I’ve been wondering what exactly I meant when I wrote that the current stock of post-ironic art wants to think beyond the “negative critical methods of the counterculture.” I know what I meant to write, but after a conversation I had today with a friend of mine, I’m not quite sure anymore. Specifically, I wonder if I was wrong to use the word “counterculture” to describe the movement and sensibility against which post-ironic artists define themselves.
In their new book, Nation of Rebels: Why Counterculture Became Consumer Culture, Joseph Heath and Andew Potter define “counterculture” as a mode of cultural criticism that tries to reveal chinks in the armor of the (always oppressive) dominant/hegemonic ideology of mainstream culture. “Culture jamming” is one example of this sort of resistance which they make a big deal of in the book (too big a deal in my view). I think the book’s very interesting, and deeply flawed, but in reading the book I kind of uncritically accepted their definition of counterculture, reasoning that irony is definitely one of the key forms of resistance of the anti-hegemony counterculture as definied in the book. So when I used the word “counterculture” in my previous post, I was wondering how post-ironic authors and artists try to go beyond ironic “culture jamming”-type modes of criticism (the idea that one can resist the oppressive dominant culture by making fun of its hypocracy) towards a new sense of the real.
But the problem with this use of the term counterculture is that it erases certain aspects of history. In particular, it conflates the 60’s (which were arguably hugely optimistic, idealistic, and Utopian in outlook) with the 70s and 80s (which had a much darker turn to them), and drops the successes of the feminist/civil rights/antiwar/environmental movements out of the picture. Heath and Potter consciously combine the two epochs, explaining that the basic philosophical position of, say, punk doesn’t differ much from that of the hippies; the only difference is punk’s criticism that the hippies “sold out,” got co-opted by the hegemonic Establishment, in various ways, before punk itself sold out, only to be followed up by grunge, hip-hop, etc., in an endless cycle of resistance and selling out. The point of their criticism is that countercultural people of this bent have a wrong-headed idea about what will cause social change, and incorrect ideas about co-optation, and so far (I’m only 100 pages into the book) they seem to be proposing a kind of return to collective action and economic institutional reform (which I’m all in favor of, but I wonder if they’re just misrepresenting the aims of these earlier activists, turning the historical counterculture into a straw man far too easily easily knocked down).

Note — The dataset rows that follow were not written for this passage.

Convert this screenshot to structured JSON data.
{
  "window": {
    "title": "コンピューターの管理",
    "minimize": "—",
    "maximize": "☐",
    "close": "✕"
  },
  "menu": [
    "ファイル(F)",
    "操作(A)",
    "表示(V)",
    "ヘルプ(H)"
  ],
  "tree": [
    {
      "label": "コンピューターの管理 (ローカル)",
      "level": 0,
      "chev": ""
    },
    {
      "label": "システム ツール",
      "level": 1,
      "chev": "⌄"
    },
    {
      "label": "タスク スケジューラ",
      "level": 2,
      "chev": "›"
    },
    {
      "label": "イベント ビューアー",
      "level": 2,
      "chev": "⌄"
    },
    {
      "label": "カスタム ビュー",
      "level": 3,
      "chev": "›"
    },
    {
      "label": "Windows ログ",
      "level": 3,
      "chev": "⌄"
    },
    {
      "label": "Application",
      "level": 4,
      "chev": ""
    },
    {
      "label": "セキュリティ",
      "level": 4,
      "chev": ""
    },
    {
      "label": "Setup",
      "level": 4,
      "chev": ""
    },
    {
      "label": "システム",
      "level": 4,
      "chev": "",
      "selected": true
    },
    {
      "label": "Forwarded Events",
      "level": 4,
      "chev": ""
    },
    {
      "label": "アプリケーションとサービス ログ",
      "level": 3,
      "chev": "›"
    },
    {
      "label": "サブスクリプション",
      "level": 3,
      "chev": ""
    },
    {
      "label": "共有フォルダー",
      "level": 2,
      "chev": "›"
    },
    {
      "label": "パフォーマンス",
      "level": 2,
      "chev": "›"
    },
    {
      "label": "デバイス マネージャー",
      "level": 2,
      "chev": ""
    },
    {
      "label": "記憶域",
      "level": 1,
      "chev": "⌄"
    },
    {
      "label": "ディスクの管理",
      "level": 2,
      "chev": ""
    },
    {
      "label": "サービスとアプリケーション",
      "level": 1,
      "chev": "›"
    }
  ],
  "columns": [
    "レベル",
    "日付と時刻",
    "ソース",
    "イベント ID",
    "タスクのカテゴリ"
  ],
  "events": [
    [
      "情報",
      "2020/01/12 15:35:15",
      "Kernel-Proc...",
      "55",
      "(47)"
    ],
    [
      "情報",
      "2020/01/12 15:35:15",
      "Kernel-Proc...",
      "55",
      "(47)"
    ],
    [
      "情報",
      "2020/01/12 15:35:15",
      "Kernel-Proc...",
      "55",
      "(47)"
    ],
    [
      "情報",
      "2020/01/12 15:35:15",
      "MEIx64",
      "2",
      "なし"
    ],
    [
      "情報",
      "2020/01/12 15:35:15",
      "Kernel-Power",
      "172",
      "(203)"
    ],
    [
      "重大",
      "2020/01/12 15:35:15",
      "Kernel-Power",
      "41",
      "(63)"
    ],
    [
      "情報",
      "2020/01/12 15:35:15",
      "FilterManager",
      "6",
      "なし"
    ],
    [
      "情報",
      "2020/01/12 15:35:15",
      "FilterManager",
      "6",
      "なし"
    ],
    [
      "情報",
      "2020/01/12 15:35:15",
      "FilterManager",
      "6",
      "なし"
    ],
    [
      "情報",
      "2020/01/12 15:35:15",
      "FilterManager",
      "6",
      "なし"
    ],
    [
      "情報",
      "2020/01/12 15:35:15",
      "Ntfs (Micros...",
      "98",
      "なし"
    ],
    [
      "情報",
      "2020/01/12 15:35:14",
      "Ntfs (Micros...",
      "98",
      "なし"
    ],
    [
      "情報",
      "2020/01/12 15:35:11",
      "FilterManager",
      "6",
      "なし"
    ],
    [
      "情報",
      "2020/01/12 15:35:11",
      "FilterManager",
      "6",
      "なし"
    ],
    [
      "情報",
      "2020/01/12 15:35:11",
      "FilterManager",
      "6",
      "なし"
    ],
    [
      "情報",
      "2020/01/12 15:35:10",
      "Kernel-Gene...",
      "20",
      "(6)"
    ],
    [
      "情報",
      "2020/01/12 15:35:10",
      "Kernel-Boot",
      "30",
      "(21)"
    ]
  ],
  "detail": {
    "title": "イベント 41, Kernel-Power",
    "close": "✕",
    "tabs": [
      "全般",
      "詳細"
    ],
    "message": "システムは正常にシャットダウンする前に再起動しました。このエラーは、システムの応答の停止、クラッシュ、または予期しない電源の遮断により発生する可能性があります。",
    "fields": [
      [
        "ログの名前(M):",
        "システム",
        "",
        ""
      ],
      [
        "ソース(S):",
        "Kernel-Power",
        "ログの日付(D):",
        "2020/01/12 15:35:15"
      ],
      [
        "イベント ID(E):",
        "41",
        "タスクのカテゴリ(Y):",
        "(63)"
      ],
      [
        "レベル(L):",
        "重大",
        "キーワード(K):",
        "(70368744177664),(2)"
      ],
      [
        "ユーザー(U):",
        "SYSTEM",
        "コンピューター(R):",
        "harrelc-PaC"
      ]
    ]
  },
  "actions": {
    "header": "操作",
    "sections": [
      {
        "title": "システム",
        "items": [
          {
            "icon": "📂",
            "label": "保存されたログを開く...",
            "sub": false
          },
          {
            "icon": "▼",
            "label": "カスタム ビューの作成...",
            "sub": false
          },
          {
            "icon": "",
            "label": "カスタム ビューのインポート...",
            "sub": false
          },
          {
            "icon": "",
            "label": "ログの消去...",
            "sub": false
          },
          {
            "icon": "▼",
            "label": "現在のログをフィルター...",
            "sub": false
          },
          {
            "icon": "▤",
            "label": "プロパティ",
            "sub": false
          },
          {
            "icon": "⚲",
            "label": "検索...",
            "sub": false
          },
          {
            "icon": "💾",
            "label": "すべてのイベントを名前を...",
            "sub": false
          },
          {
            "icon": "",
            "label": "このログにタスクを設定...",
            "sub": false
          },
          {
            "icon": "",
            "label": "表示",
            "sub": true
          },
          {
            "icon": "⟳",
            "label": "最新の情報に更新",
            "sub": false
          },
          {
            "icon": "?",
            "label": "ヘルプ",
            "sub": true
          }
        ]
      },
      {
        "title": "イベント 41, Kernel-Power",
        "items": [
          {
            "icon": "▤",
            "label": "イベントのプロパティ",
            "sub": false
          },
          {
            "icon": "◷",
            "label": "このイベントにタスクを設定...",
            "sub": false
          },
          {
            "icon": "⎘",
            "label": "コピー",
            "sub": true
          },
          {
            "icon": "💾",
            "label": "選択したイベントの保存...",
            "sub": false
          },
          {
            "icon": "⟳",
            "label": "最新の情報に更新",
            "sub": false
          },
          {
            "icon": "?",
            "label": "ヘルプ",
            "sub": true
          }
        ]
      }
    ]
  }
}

Now there is a dominant conservative critique of the 1960s which very much wants to erase the postive acheivements of the counterculture with an emphasis on decadence, postmodernism, and cultural deterioration–the 60s becomes all Sex/Drugs/Rock’n’Roll and very little feminist liberation/black rights/antiwar activism (in some instances feminism, environmentalism, etc. end up causing all our current woes). But more of concern to me is the question of whether left-leaning critics, like Heath and Potter, are basically willing to make the same move. But then, maybe it is the straw man that is interesting–straw men, like ghosts and extra-terrestrial abductors, can shape lives in deep ways. Do these distortions of contemporary countercultural historiography really matter for my project? After all, aren’t contemporary writers and artists responding more to the image of the recent past, confusions and all, than they respond to what really happened? Or am I, by focusing on the image, just tacitly buying into efforts to erase the many successes of the 60’s?: feminism, civil rights, early environmentalism, etc.

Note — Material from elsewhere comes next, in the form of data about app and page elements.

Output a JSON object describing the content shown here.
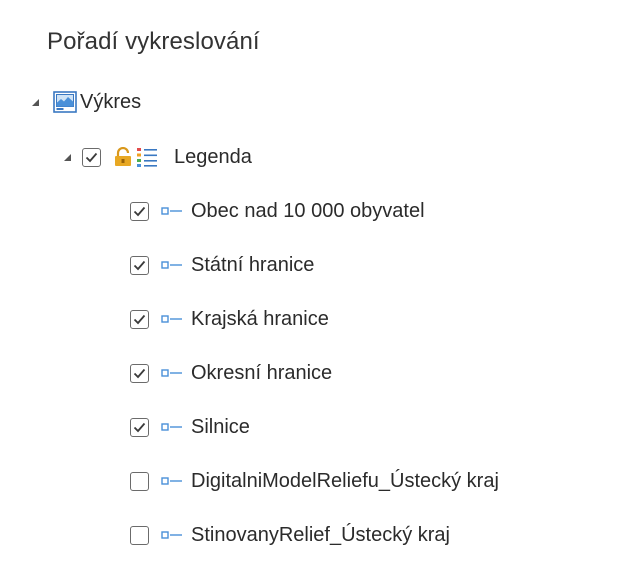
{
  "panel": {
    "title": "Pořadí vykreslování"
  },
  "map": {
    "label": "Výkres",
    "expanded": true,
    "icon": "map-icon"
  },
  "group": {
    "label": "Legenda",
    "expanded": true,
    "checked": true,
    "icons": [
      "lock-icon",
      "list-icon"
    ]
  },
  "layers": [
    {
      "label": "Obec nad 10 000 obyvatel",
      "checked": true
    },
    {
      "label": "Státní hranice",
      "checked": true
    },
    {
      "label": "Krajská hranice",
      "checked": true
    },
    {
      "label": "Okresní hranice",
      "checked": true
    },
    {
      "label": "Silnice",
      "checked": true
    },
    {
      "label": "DigitalniModelReliefu_Ústecký kraj",
      "checked": false
    },
    {
      "label": "StinovanyRelief_Ústecký kraj",
      "checked": false
    }
  ],
  "colors": {
    "accent": "#4a90d9",
    "lock": "#d9981c",
    "text": "#2b2b2b"
  }
}
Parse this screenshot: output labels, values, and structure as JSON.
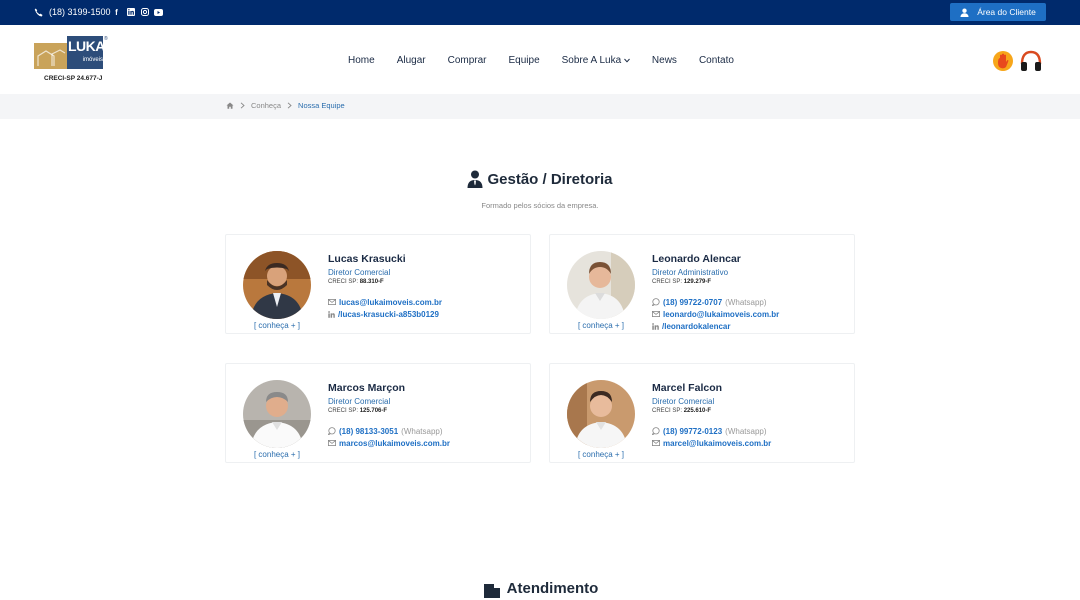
{
  "topbar": {
    "phone": "(18) 3199-1500",
    "area_button": "Área do Cliente",
    "social_icons": [
      "facebook-icon",
      "linkedin-icon",
      "instagram-icon",
      "youtube-icon"
    ]
  },
  "header": {
    "logo_name": "LUKA",
    "logo_subtitle": "imóveis",
    "logo_creci": "CRECI-SP 24.677-J",
    "nav": [
      "Home",
      "Alugar",
      "Comprar",
      "Equipe",
      "Sobre A Luka",
      "News",
      "Contato"
    ]
  },
  "breadcrumb": {
    "items": [
      "Conheça",
      "Nossa Equipe"
    ]
  },
  "gestao": {
    "title": "Gestão / Diretoria",
    "subtitle": "Formado pelos sócios da empresa."
  },
  "cards": [
    {
      "name": "Lucas Krasucki",
      "role": "Diretor Comercial",
      "creci_label": "CRECI SP:",
      "creci": "88.310-F",
      "email": "lucas@lukaimoveis.com.br",
      "linkedin": "/lucas-krasucki-a853b0129",
      "conheca": "[ conheça + ]"
    },
    {
      "name": "Leonardo Alencar",
      "role": "Diretor Administrativo",
      "creci_label": "CRECI SP:",
      "creci": "129.279-F",
      "phone": "(18) 99722-0707",
      "phone_tag": "(Whatsapp)",
      "email": "leonardo@lukaimoveis.com.br",
      "linkedin": "/leonardokalencar",
      "conheca": "[ conheça + ]"
    },
    {
      "name": "Marcos Marçon",
      "role": "Diretor Comercial",
      "creci_label": "CRECI SP:",
      "creci": "125.706-F",
      "phone": "(18) 98133-3051",
      "phone_tag": "(Whatsapp)",
      "email": "marcos@lukaimoveis.com.br",
      "conheca": "[ conheça + ]"
    },
    {
      "name": "Marcel Falcon",
      "role": "Diretor Comercial",
      "creci_label": "CRECI SP:",
      "creci": "225.610-F",
      "phone": "(18) 99772-0123",
      "phone_tag": "(Whatsapp)",
      "email": "marcel@lukaimoveis.com.br",
      "conheca": "[ conheça + ]"
    }
  ],
  "atendimento": {
    "title": "Atendimento"
  },
  "colors": {
    "topbar": "#002a6c",
    "accent": "#1e6fc4",
    "link": "#2a6dad"
  }
}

Will the real counterculture please stand up?
It’s a tricky question; I’d love some feedback on what people think when they use the term “counterculture,” and what they thought I meant. I am not really sure anymore; I probably should have used the (deeply odious) word “postmodernism” in my original post. It seems more accurate, on reflection.